• [Work to be completed] Skip the images. Copy the records exactly as written.
*** Opening of Supplied material ***
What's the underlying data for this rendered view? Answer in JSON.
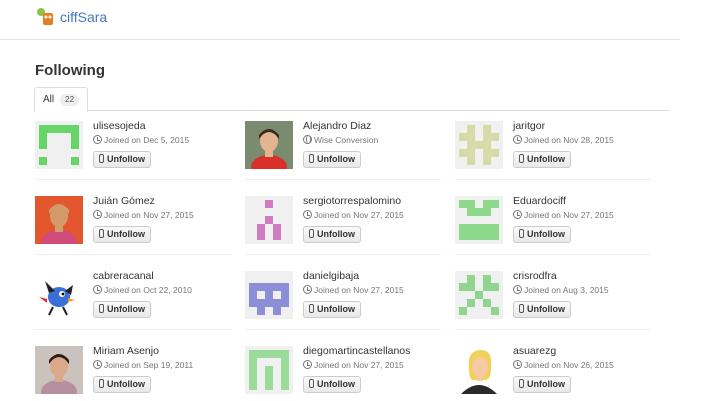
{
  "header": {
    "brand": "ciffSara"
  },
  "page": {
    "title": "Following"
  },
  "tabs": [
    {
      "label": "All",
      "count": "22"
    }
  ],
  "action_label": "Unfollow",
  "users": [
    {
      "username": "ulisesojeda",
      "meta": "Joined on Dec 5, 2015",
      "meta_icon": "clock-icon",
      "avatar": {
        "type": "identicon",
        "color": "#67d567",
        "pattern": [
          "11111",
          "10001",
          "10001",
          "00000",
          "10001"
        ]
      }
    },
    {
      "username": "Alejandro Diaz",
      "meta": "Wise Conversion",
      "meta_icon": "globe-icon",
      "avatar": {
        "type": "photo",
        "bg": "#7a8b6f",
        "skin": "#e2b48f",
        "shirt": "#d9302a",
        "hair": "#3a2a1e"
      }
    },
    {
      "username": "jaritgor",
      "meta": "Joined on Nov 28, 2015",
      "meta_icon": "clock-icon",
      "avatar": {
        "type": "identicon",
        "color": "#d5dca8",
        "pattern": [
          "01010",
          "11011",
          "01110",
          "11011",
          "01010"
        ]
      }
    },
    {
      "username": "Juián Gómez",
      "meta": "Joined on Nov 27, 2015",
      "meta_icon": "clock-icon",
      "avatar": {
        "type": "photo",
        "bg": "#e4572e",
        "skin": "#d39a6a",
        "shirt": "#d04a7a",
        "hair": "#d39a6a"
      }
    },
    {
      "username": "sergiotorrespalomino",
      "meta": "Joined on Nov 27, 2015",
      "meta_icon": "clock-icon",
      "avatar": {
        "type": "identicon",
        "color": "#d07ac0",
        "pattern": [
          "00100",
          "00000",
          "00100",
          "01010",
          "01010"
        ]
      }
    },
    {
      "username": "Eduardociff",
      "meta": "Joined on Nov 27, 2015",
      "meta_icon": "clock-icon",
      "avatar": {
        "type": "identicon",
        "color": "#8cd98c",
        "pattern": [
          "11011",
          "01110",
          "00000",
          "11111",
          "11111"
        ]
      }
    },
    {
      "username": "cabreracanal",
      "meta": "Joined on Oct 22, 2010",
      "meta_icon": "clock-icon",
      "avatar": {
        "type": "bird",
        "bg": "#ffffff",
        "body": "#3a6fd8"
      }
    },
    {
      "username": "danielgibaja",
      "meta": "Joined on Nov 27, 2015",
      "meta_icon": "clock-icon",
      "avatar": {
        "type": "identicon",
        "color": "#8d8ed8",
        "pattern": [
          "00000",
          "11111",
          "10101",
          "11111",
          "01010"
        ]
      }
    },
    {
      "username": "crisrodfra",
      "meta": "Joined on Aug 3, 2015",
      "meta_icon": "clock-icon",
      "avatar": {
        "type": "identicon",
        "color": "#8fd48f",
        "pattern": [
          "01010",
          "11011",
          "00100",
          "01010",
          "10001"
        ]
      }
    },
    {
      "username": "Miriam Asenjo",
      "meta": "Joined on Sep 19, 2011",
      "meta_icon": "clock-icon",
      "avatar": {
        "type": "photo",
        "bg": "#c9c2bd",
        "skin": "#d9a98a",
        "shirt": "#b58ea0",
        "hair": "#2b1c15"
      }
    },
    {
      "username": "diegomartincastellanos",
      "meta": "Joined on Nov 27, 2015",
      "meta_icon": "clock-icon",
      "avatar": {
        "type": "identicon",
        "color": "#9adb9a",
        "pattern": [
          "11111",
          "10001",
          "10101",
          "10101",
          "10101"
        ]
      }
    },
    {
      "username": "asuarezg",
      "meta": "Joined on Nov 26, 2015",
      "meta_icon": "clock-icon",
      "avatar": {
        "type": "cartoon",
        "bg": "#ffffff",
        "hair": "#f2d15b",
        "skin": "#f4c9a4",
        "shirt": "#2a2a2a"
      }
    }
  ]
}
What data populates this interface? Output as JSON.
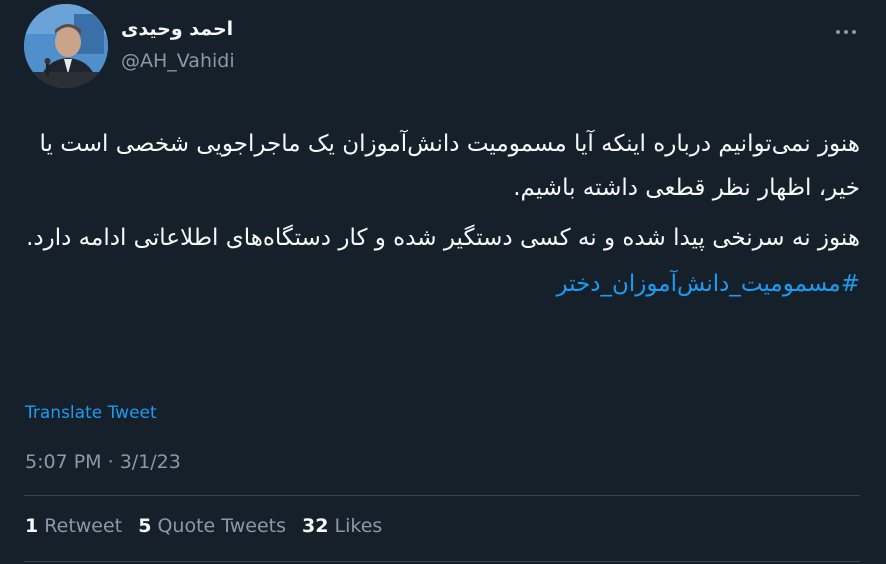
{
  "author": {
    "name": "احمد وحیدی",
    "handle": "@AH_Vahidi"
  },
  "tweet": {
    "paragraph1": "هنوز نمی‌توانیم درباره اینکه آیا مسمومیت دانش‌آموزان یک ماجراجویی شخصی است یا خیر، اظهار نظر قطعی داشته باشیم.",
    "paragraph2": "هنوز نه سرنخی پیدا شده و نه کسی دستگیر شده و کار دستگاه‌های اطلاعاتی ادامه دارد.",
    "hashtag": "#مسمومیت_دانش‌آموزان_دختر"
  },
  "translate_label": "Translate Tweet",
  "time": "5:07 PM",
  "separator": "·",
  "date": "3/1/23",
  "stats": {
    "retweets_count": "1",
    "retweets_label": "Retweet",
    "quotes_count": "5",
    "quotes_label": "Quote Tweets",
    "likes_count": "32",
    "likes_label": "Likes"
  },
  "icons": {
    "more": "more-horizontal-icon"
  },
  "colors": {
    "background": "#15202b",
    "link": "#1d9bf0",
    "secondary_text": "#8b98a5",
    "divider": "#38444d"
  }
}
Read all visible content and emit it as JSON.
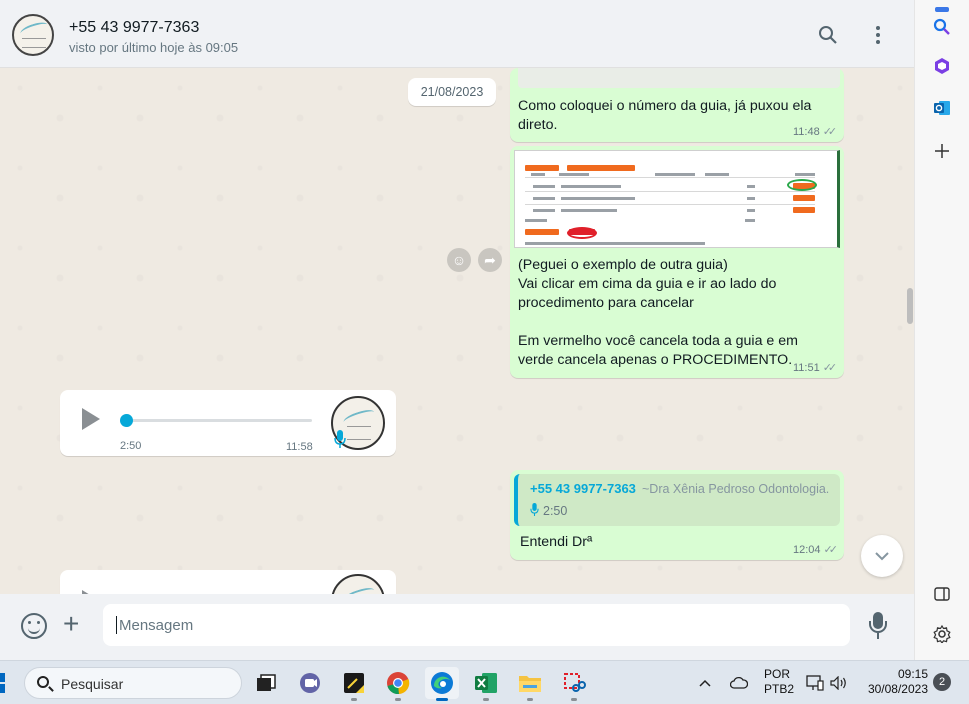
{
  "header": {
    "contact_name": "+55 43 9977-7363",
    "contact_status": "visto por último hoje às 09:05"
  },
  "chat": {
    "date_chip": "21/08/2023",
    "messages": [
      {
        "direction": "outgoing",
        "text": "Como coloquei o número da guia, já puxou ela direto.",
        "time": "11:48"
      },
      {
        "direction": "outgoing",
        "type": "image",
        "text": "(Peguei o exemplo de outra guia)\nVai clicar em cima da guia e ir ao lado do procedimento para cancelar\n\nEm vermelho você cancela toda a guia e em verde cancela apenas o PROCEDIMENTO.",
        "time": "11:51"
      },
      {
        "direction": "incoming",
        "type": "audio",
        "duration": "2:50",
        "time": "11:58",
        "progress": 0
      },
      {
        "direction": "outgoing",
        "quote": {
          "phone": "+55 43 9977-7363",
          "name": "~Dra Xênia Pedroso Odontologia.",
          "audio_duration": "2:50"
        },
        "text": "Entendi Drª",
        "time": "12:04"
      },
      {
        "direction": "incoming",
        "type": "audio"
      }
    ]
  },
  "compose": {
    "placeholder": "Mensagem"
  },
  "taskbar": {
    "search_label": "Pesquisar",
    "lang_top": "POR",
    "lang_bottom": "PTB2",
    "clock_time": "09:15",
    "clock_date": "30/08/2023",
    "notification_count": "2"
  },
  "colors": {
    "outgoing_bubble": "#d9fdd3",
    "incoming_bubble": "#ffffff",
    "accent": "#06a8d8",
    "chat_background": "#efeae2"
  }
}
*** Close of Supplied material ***
• [Expected answer]
What's the underlying data for this rendered view? Answer in JSON.
{
  "header": {
    "brand": "ciffSara"
  },
  "page": {
    "title": "Following"
  },
  "tabs": [
    {
      "label": "All",
      "count": "22"
    }
  ],
  "action_label": "Unfollow",
  "users": [
    {
      "username": "ulisesojeda",
      "meta": "Joined on Dec 5, 2015",
      "meta_icon": "clock-icon",
      "avatar": {
        "type": "identicon",
        "color": "#67d567",
        "pattern": [
          "11111",
          "10001",
          "10001",
          "00000",
          "10001"
        ]
      }
    },
    {
      "username": "Alejandro Diaz",
      "meta": "Wise Conversion",
      "meta_icon": "globe-icon",
      "avatar": {
        "type": "photo",
        "bg": "#7a8b6f",
        "skin": "#e2b48f",
        "shirt": "#d9302a",
        "hair": "#3a2a1e"
      }
    },
    {
      "username": "jaritgor",
      "meta": "Joined on Nov 28, 2015",
      "meta_icon": "clock-icon",
      "avatar": {
        "type": "identicon",
        "color": "#d5dca8",
        "pattern": [
          "01010",
          "11011",
          "01110",
          "11011",
          "01010"
        ]
      }
    },
    {
      "username": "Juián Gómez",
      "meta": "Joined on Nov 27, 2015",
      "meta_icon": "clock-icon",
      "avatar": {
        "type": "photo",
        "bg": "#e4572e",
        "skin": "#d39a6a",
        "shirt": "#d04a7a",
        "hair": "#d39a6a"
      }
    },
    {
      "username": "sergiotorrespalomino",
      "meta": "Joined on Nov 27, 2015",
      "meta_icon": "clock-icon",
      "avatar": {
        "type": "identicon",
        "color": "#d07ac0",
        "pattern": [
          "00100",
          "00000",
          "00100",
          "01010",
          "01010"
        ]
      }
    },
    {
      "username": "Eduardociff",
      "meta": "Joined on Nov 27, 2015",
      "meta_icon": "clock-icon",
      "avatar": {
        "type": "identicon",
        "color": "#8cd98c",
        "pattern": [
          "11011",
          "01110",
          "00000",
          "11111",
          "11111"
        ]
      }
    },
    {
      "username": "cabreracanal",
      "meta": "Joined on Oct 22, 2010",
      "meta_icon": "clock-icon",
      "avatar": {
        "type": "bird",
        "bg": "#ffffff",
        "body": "#3a6fd8"
      }
    },
    {
      "username": "danielgibaja",
      "meta": "Joined on Nov 27, 2015",
      "meta_icon": "clock-icon",
      "avatar": {
        "type": "identicon",
        "color": "#8d8ed8",
        "pattern": [
          "00000",
          "11111",
          "10101",
          "11111",
          "01010"
        ]
      }
    },
    {
      "username": "crisrodfra",
      "meta": "Joined on Aug 3, 2015",
      "meta_icon": "clock-icon",
      "avatar": {
        "type": "identicon",
        "color": "#8fd48f",
        "pattern": [
          "01010",
          "11011",
          "00100",
          "01010",
          "10001"
        ]
      }
    },
    {
      "username": "Miriam Asenjo",
      "meta": "Joined on Sep 19, 2011",
      "meta_icon": "clock-icon",
      "avatar": {
        "type": "photo",
        "bg": "#c9c2bd",
        "skin": "#d9a98a",
        "shirt": "#b58ea0",
        "hair": "#2b1c15"
      }
    },
    {
      "username": "diegomartincastellanos",
      "meta": "Joined on Nov 27, 2015",
      "meta_icon": "clock-icon",
      "avatar": {
        "type": "identicon",
        "color": "#9adb9a",
        "pattern": [
          "11111",
          "10001",
          "10101",
          "10101",
          "10101"
        ]
      }
    },
    {
      "username": "asuarezg",
      "meta": "Joined on Nov 26, 2015",
      "meta_icon": "clock-icon",
      "avatar": {
        "type": "cartoon",
        "bg": "#ffffff",
        "hair": "#f2d15b",
        "skin": "#f4c9a4",
        "shirt": "#2a2a2a"
      }
    }
  ]
}
What data populates this interface? Output as JSON.
{
  "author": {
    "name": "احمد وحیدی",
    "handle": "@AH_Vahidi"
  },
  "tweet": {
    "paragraph1": "هنوز نمی‌توانیم درباره اینکه آیا مسمومیت دانش‌آموزان یک ماجراجویی شخصی است یا خیر، اظهار نظر قطعی داشته باشیم.",
    "paragraph2": "هنوز نه سرنخی پیدا شده و نه کسی دستگیر شده و کار دستگاه‌های اطلاعاتی ادامه دارد.",
    "hashtag": "#مسمومیت_دانش‌آموزان_دختر"
  },
  "translate_label": "Translate Tweet",
  "time": "5:07 PM",
  "separator": "·",
  "date": "3/1/23",
  "stats": {
    "retweets_count": "1",
    "retweets_label": "Retweet",
    "quotes_count": "5",
    "quotes_label": "Quote Tweets",
    "likes_count": "32",
    "likes_label": "Likes"
  },
  "icons": {
    "more": "more-horizontal-icon"
  },
  "colors": {
    "background": "#15202b",
    "link": "#1d9bf0",
    "secondary_text": "#8b98a5",
    "divider": "#38444d"
  }
}
Read all visible content and emit it as JSON.
{
  "header": {
    "contact_name": "+55 43 9977-7363",
    "contact_status": "visto por último hoje às 09:05"
  },
  "chat": {
    "date_chip": "21/08/2023",
    "messages": [
      {
        "direction": "outgoing",
        "text": "Como coloquei o número da guia, já puxou ela direto.",
        "time": "11:48"
      },
      {
        "direction": "outgoing",
        "type": "image",
        "text": "(Peguei o exemplo de outra guia)\nVai clicar em cima da guia e ir ao lado do procedimento para cancelar\n\nEm vermelho você cancela toda a guia e em verde cancela apenas o PROCEDIMENTO.",
        "time": "11:51"
      },
      {
        "direction": "incoming",
        "type": "audio",
        "duration": "2:50",
        "time": "11:58",
        "progress": 0
      },
      {
        "direction": "outgoing",
        "quote": {
          "phone": "+55 43 9977-7363",
          "name": "~Dra Xênia Pedroso Odontologia.",
          "audio_duration": "2:50"
        },
        "text": "Entendi Drª",
        "time": "12:04"
      },
      {
        "direction": "incoming",
        "type": "audio"
      }
    ]
  },
  "compose": {
    "placeholder": "Mensagem"
  },
  "taskbar": {
    "search_label": "Pesquisar",
    "lang_top": "POR",
    "lang_bottom": "PTB2",
    "clock_time": "09:15",
    "clock_date": "30/08/2023",
    "notification_count": "2"
  },
  "colors": {
    "outgoing_bubble": "#d9fdd3",
    "incoming_bubble": "#ffffff",
    "accent": "#06a8d8",
    "chat_background": "#efeae2"
  }
}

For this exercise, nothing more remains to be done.